- The brand promotes itself as overproof rum.3.
- Bruichladdich X4 Quadrupled Whiskey – 92% ABV Bruichladdich X4 Quadrupled Whiskey – 92% ABV Bruichladdich X4 Quadrupled Whiskey is aged in oak casks using the 17th-century quadruple distillation method.
- Made in Scotland, the distillery process of this single malt makes it one of the strongest and purest available out there.
Interestingly, BBC even performed an unusual bio-fuel experiment using three litres of Bruichladdich’s quadruple-distilled X4 Islay Spirit and achieved a speed of 60mph in 3.5 seconds.4. Everclear Grain – 95% ABV Popularly known as the grain alcohol or a neutral spirit, Everclear is distilled from 100 selected grains.
- The final result is 95% ABV (190-proof) liquor.
- Everclear Grain has a neutral flavour profile and is colourless and odourless.
- The alcohol is used in the international market for creating various cocktails and blends.5.
- Golden Grain – 95% ABV Coming from the makers of Everclear Grain, Golden Grain is manufactured by American company Luxco.
Another strong alcohol, Golden Grain is a 100% neutral spirit distilled from grain. Similar to Everclear, it’s colourless and odourless. It is majorly used for creating homemade liqueurs and extracts.6. Spirytus Rektyfikowany- 95-96% ABV From the land of Poland comes Spirytus Rektyfikowany with 95-95% ABV.
This rectified spirit is made using premium ethyl alcohol with an agricultural cereal origin. Spirytus is often used as a base for liqueurs and other infusions and drinking it directly isn’t recommended at all.
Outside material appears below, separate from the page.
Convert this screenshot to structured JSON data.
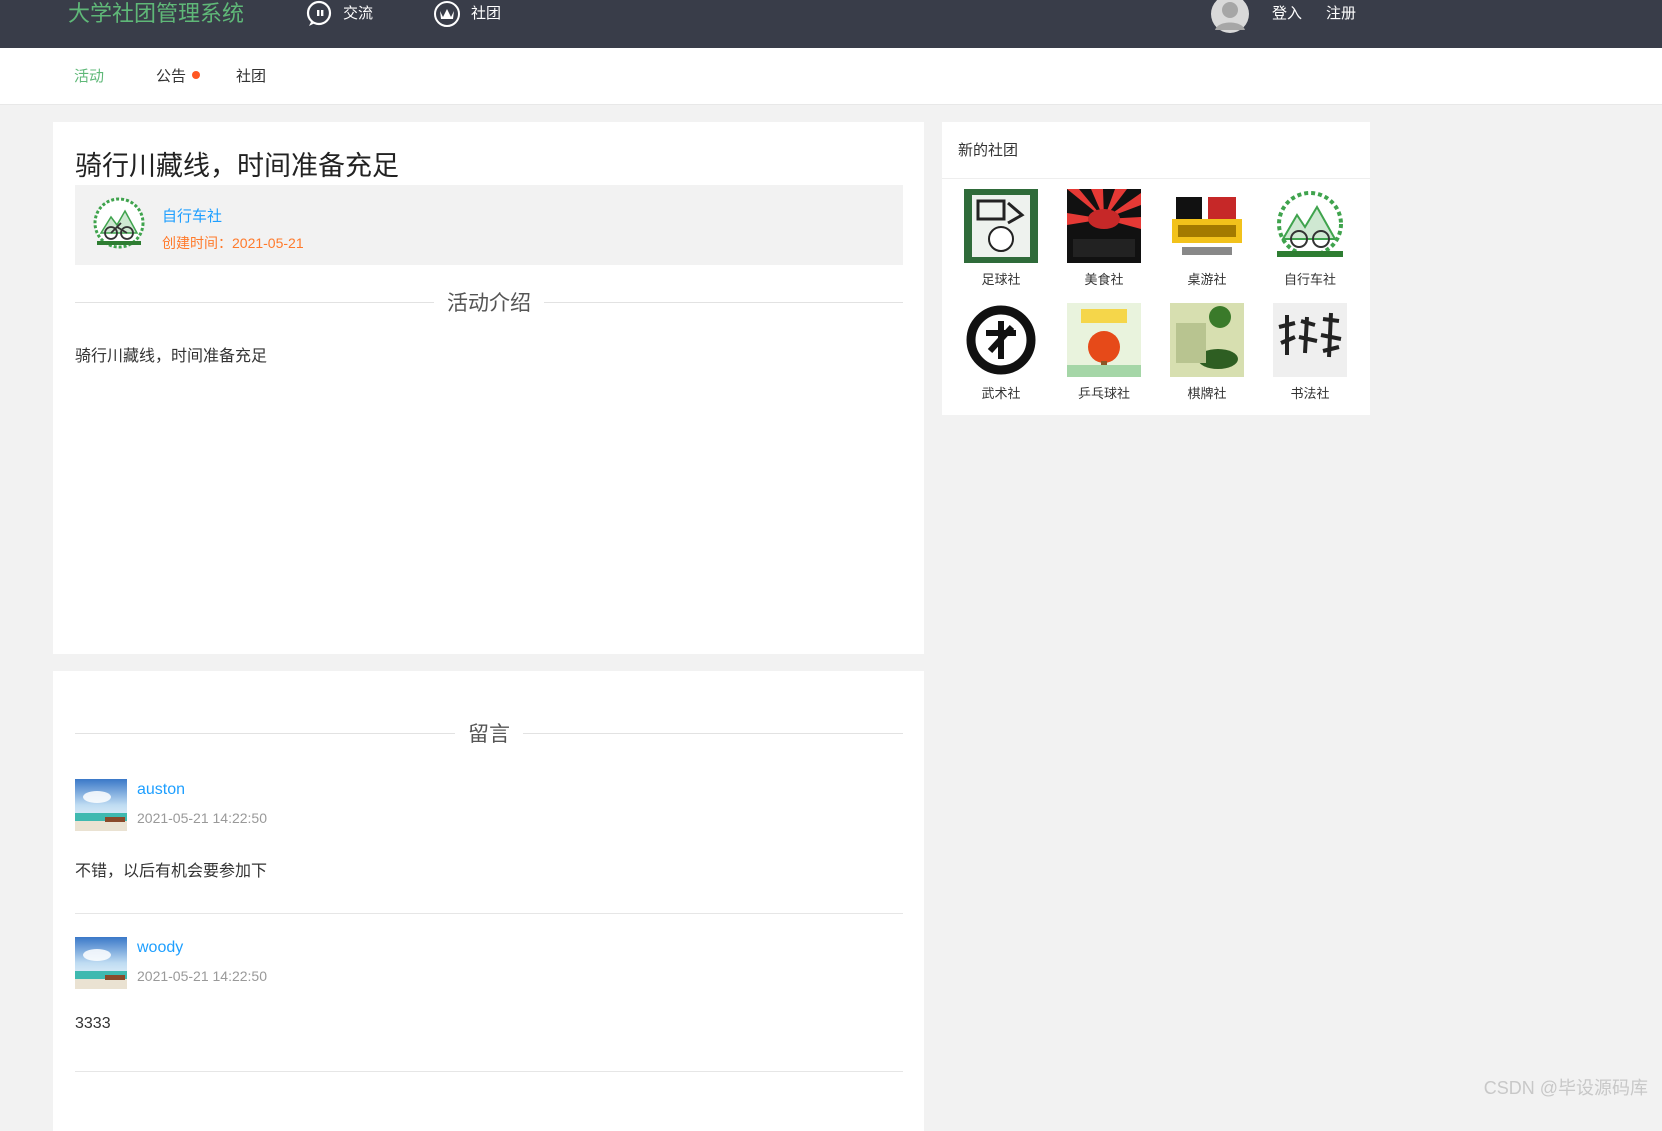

Describing the liquor one sampler told the New York Post “It’s like getting punched in the solar plexus” and an endorsement read, “Pilots in Siberia used to drink it.” 7.
Cocoroco – 96% Made from sugarcane, Cocoroco is extremely high in alcohol content by volume – 96%. This Bolivian booze is potable alcohol sold in a tin. Cocoroco is illegal in some countries due to its high ABV. Disclaimer: Kindly read the label before consuming any of these liquors.
: 7 strongest liquors in the world with over 90% alcohol content